The AFL Women’s Competition’s shambolic pay deal drama is set to reach a long-awaited conclusion in the coming days. All parties are now confident a deal will be reached to ensure the 2020 season will proceed.

On Thursday, a vote once again opened for AFLW players to accept – or again reject – a new pay deal that has been put forward. The AFL, AFL Players Association and key AFLW player representatives, including those who have been vocal critics of the original proposed Collective Bargaining Agreement (CBA), have finally come to an in-principle agreement.

The new deal guarantees that players will receive earlier notice of pre-season and season start and end dates. This is an important issue due to many players needing to make arrangements for time off with their full-time employers. Other improvements for players in the updated deal include alterations to the timing of player payments and increased prize money for finals teams.

The original CBA offer was agreed to by the AFLPA but was embarrassingly rejected by the group it is ultimately charged to represent. The AFLPA has an unofficial requirement for CBAs to be ticked off by a three-quarters majority of the playing group.

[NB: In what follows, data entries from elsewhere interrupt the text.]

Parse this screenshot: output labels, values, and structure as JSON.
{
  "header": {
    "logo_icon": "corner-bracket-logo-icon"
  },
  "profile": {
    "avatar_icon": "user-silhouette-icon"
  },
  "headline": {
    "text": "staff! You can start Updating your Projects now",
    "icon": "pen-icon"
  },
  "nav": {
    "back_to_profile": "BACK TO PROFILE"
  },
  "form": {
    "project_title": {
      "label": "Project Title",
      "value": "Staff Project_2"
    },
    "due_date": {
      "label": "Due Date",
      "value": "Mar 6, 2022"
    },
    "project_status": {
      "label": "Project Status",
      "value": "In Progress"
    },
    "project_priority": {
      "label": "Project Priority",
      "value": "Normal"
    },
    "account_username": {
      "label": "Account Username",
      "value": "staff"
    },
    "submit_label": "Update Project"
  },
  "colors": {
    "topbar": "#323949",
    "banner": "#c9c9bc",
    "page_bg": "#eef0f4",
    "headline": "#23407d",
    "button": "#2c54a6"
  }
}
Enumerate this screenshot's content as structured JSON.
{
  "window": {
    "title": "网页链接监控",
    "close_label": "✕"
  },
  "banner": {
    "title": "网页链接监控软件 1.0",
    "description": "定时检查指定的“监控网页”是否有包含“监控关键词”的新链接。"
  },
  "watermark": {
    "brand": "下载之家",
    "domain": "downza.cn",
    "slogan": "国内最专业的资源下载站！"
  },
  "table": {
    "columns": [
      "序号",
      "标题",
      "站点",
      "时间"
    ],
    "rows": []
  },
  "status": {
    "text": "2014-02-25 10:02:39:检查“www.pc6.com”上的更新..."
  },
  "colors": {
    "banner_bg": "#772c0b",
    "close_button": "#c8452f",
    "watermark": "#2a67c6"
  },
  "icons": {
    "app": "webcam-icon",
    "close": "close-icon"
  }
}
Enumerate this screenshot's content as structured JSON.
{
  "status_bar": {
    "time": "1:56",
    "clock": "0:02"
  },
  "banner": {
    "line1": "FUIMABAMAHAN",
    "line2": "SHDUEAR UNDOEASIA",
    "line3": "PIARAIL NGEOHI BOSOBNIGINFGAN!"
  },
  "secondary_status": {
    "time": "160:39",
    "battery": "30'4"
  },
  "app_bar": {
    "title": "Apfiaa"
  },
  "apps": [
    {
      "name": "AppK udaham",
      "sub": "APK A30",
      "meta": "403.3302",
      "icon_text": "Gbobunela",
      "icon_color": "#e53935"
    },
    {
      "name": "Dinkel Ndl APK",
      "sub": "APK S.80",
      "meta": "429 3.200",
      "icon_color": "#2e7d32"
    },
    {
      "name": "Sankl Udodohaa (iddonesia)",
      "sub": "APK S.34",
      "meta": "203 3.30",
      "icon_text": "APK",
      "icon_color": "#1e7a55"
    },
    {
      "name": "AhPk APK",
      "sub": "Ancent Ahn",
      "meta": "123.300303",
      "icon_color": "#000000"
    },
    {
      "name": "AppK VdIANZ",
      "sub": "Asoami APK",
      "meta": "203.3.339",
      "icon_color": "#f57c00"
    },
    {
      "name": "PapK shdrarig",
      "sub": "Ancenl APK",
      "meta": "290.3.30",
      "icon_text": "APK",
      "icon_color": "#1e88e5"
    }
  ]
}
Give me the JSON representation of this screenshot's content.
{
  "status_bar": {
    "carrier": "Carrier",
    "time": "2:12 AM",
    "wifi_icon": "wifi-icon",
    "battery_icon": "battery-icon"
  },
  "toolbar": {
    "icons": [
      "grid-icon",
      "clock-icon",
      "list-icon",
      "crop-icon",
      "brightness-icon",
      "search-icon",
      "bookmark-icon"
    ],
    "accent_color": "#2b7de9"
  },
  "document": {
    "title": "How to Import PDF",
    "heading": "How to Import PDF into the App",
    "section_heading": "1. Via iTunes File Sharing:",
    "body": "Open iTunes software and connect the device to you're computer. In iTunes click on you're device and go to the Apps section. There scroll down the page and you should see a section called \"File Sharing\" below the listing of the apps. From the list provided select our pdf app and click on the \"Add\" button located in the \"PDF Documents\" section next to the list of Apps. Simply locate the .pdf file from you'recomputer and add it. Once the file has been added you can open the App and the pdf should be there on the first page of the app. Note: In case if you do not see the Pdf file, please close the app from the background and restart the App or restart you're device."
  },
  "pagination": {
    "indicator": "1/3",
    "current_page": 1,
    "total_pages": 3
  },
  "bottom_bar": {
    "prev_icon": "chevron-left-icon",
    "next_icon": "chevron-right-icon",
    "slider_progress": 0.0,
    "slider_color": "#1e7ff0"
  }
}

The original pay deal only received 70 per cent support, largely as a result of 90 per cent of Geelong’s playing group voting ‘no’.

The pay dispute has been extremely messy for AFLW, with threats of court action, calls for the AFLW playing group to ditch the AFLPA as well as a threat to lodge a complaint to the Human Rights Commission regarding gender workplace fairness. While the pay dispute is now close to a resolution, the AFLW does not appear to be a strong and united competition. Something that is necessary considering it will be expanding once again in 2020 with four new clubs joining; Gold Coast, Richmond, St Kilda and West Coast. This is after Geelong and North Melbourne entered in 2019. In fact, this rushed and ill-considered, rapid expansion is at the heart of the issues that the AFLW is facing, not least of which is this latest pay dispute. And this is a belief shared by many in the playing group.

As a compromise for the newly improved CBA, the so-dubbed ‘rebel’ group agreed to forego their demand of a 13-round season from 2020 onwards, plus finals. This demand was hardly unreasonable to begin with as it would allow for a fair draw (something that has been extinct in the VFL/AFL for some time) where every team would play each other once. Instead, there will be an eight-round season (plus three weeks of finals) for 2020, a nine-round season (plus three weeks of finals) for 2021 and a 10-round season (plus three weeks of finals) for 2022. Some players fear that not having a competition where every team plays each other could mean that the AFLW is accused of being an exhibition tournament rather than a genuine competition. Moreover, 10 of the 14 AFLW clubs pushed for a 13-round league and challenged the integrity of the fixture to the AFL. These clubs were Brisbane, Carlton, Collingwood, Geelong, GWS, North Melbourne, Richmond, St Kilda and the Western Bulldogs.

This is all well and good, but the reality is the current TV deal cannot fund a 13-game minor round as Seven and Foxtel are unwilling to broadcast any more games. AFL CEO Gillon McLachlan has rejected calls for some AFLW games without them being broadcast on TV, and rightfully so. Devaluing the product in that way would have only damaged the league’s growth. But put simply, if TV networks are not willing to fork out for an expanded season – it means the league is not ready to expand. Therefore, the AFL have jumped the gun on AFLW expansion and this is a mess of their own creating.

Rather than expansion for the sake of expansion, the AFL should have instead focused on improving the AFLW product, so that it is at the stage where broadcasters are wanting more – not less.

The AFLW will once again go with their farcical “conference” system that put a flamethrower to the integrity of the competition last season. This “conference” system is generally detested by the players and the majority of the clubs want it scrapped. The system where teams are divided into two separate ladders as “Conference A” and “Conference B” is awful, especially considering it is not actually a genuine conference system. The two ladders are completely unnecessary as teams from one ‘conference’ also play multiple teams from the other.

It is no less a “conference” system than the men’s comp who too play their rivals an unequal amount of time. No one in their right mind would want the AFL ladder spilt into two conferences, and it should be the case for the AFLW. The made-up “conference” system last season resulted in the wrong teams getting into the finals with Conference A being much stronger than Conference B. There is no extra relationship between the teams in one conference than the other. There is nothing tying them together. If the AFL and AFLW are trying to sell this point, don’t buy it – it is pure nonsense.

If only the AFL held their nerve and resisted the temptation to expand so soon and so inorganically. Imagine, if the AFLW was still an 8-team comp where each team played each other once and there were three weeks of finals. Not only would it be a genuine competition, but there would be no “conference” systems and much less dissatisfaction amongst the playing group. The standard would also be much greater with less teams. Shouldn’t that be the priority?

But instead we have an absolute shambles on many fronts.

What’s that saying about good things and those that wait?